By: Jacob McCourt
I have a secret to share with you: I love game shows. When I was younger and my grandmother lived with us, there was always a television with Game Show Network playing (back when GSN actually played Game Shows). Since I just saw the Price is Right Live at Caesars Windsor this week (hence the picture with Todd Newton and the cast of the show), I started to look back at the “Golden Era of Game Shows” and what has changed. This is when I realized how much game shows have changed in the last 20 years, largely due to technology.
First and foremost, display technology has come a very long in the past twenty years. At the same time, game shows present a very particular problem. With studio lighting, most screens tended to get washed out and hard to see on cameras. Games like Wheel of Fortune, used illuminated trilons that were spun in order to make the letters easy to see.
Some game shows utilized different screens to display numbers on television. The Family Feud used Flip Disc Displays for their “Fast Money” Board. This technology utilized a series of small metal discs set on a black background. Using magnets, these disc will “flip” from off (or black) to on (or yellow/white). You might still see this type of display on some older buses.
Eggcrate screens, on the other hand, used a matrix of incandescent bulbs to make numbers and some characters appear. This type of screen was widely used on the Price is Right for many games including the Card Game and Contestant’s Row.
Nowadays, most televised game shows simply use screens that aren’t affected by light like Plasma or LED. Less hassle!
Terminator’s Skynet has arrived in the form of the Jeopardy-playing computer Watson.

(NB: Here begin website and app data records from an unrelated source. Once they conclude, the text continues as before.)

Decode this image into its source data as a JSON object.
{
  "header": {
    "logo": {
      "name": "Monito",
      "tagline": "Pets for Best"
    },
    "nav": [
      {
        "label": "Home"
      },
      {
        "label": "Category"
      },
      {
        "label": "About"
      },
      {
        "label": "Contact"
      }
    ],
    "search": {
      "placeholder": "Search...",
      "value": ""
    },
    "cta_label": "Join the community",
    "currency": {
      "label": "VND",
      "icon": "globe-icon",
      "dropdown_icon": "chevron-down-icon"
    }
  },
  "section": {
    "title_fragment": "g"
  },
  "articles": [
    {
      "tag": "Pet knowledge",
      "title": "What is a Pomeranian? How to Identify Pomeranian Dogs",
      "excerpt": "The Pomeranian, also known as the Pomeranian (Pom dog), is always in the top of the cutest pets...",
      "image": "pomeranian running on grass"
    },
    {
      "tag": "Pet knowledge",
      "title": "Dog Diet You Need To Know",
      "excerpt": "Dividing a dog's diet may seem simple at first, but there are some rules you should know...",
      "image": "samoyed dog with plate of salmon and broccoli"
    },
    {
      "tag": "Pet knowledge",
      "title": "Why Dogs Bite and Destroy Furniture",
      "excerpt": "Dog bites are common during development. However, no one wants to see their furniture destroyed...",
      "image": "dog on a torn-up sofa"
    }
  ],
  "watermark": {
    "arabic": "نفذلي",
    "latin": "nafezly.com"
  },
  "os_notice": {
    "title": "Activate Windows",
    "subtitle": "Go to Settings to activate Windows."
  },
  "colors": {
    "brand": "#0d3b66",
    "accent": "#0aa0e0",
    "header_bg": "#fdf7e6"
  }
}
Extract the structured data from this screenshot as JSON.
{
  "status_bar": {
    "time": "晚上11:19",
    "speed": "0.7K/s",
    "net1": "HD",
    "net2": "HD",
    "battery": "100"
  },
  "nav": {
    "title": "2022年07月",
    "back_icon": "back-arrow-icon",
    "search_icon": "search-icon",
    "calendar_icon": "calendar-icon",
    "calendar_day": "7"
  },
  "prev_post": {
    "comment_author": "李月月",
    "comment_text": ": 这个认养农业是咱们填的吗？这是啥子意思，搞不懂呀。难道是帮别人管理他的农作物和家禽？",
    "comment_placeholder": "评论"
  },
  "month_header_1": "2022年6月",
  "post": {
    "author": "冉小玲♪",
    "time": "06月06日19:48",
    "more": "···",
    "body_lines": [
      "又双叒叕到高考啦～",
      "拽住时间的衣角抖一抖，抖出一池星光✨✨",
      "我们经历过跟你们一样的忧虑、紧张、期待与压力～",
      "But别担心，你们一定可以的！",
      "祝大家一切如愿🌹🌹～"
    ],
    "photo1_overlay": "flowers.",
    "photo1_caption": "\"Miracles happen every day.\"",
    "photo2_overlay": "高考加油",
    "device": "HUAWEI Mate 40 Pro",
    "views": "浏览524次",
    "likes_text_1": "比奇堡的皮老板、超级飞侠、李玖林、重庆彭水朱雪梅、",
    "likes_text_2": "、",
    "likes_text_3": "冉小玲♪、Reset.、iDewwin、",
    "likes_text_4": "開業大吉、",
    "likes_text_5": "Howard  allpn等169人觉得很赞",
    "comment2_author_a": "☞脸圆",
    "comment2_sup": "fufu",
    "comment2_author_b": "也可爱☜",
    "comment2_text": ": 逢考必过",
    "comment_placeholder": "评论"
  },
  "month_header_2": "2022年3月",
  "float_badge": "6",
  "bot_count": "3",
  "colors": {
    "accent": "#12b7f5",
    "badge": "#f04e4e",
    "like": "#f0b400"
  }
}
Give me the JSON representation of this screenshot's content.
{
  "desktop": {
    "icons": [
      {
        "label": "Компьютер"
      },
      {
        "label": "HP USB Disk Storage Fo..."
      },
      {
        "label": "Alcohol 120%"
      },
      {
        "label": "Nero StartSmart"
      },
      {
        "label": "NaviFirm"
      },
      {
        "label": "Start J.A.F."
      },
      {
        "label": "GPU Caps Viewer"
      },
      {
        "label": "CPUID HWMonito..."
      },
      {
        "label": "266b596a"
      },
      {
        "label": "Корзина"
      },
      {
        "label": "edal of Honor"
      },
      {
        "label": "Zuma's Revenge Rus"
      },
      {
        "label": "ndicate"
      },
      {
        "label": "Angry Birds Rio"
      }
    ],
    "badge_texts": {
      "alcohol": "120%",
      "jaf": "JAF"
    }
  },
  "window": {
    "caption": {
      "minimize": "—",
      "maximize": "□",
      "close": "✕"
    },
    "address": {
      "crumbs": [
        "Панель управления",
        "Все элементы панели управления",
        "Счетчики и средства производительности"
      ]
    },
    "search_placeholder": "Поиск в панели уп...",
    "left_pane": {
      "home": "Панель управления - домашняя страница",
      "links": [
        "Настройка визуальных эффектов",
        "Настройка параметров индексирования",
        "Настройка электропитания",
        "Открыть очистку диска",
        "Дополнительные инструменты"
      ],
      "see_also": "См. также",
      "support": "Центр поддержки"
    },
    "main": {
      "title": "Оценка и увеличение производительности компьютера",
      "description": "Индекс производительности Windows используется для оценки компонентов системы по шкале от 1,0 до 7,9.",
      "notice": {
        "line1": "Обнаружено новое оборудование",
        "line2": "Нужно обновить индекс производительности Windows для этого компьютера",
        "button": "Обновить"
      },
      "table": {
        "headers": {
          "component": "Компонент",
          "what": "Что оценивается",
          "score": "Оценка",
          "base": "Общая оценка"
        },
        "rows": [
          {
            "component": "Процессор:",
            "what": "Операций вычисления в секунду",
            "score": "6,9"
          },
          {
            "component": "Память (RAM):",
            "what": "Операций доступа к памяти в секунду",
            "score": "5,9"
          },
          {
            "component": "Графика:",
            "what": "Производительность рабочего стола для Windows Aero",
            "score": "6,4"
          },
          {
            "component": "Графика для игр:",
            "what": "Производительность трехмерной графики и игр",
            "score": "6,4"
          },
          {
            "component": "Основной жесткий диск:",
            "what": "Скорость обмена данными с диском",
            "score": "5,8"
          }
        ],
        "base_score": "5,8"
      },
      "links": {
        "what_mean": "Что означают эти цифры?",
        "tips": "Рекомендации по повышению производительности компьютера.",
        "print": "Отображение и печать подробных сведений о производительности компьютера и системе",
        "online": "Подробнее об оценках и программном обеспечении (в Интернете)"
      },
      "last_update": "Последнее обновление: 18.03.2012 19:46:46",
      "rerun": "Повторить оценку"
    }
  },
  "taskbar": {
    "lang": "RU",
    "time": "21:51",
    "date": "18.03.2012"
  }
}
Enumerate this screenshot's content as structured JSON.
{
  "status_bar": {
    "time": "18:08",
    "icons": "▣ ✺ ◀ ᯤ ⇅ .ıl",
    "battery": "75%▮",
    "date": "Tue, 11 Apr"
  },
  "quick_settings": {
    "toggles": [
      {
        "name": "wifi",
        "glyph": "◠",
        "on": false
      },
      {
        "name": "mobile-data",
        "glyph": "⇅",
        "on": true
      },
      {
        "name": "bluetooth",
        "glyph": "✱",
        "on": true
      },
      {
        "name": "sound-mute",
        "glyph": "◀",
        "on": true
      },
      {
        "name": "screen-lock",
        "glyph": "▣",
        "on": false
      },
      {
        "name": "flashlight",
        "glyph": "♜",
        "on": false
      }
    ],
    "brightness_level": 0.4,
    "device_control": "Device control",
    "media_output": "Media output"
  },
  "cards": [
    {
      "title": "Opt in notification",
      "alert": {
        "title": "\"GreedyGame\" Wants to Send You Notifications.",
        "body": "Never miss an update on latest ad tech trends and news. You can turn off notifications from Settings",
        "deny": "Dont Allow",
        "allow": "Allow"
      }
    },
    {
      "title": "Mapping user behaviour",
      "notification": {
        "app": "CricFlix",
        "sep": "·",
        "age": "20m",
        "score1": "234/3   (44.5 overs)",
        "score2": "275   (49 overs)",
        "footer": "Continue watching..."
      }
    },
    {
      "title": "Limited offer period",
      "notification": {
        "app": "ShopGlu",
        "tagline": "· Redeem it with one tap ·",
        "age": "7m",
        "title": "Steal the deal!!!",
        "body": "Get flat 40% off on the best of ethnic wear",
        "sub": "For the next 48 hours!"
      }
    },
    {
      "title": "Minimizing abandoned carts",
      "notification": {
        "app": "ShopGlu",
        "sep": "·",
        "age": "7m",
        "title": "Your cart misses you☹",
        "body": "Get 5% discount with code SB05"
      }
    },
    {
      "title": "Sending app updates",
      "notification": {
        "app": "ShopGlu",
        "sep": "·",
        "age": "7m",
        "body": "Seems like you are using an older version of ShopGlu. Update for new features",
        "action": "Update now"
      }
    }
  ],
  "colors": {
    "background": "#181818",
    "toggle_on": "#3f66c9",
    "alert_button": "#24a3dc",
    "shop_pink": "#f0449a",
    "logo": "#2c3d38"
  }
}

IBM’s Question Answering system houses 4 terabytes worth of data and uses thousands of algorithms to break down human speech to be able to answer the game show’s questions. The computer played a series of televised games featuring some of Jeopardy’s best contestants; namely Ken Jennings and Brad Rutter.
Watson truly shows the limitless, exciting possibilities that computers have. Watson’s next task? Making medical diagnoses.
Let’s Ask America
The final change in game show is actually to game shows themselves. Even though certain game shows do have quasi-interactive segments to them like phone-a-friend in Who Wants to Be a Millionaire and audience voting in shows like American Idol, newer game shows will be taking that interactivity to a whole other level. This fall, Kevin Pereira (who you might recognize from years at G4TV) will be hosting Let’s Ask America – a game show with virtual contestants. Said participants will participant in the quiz show from their own homes using Skype. The show has already been picked up in certain U.S. markets (namely Phoenix, Cleveland, Cincinnati, Baltimore, Tampa and Tulsa). Take a look at a :30 preview of the show:
However you shake it, technology has forever changed a beloved genre of television programming. I mean, even Drew Carey’s Superscope-style microphone is wireless since he took over for Bob Barker…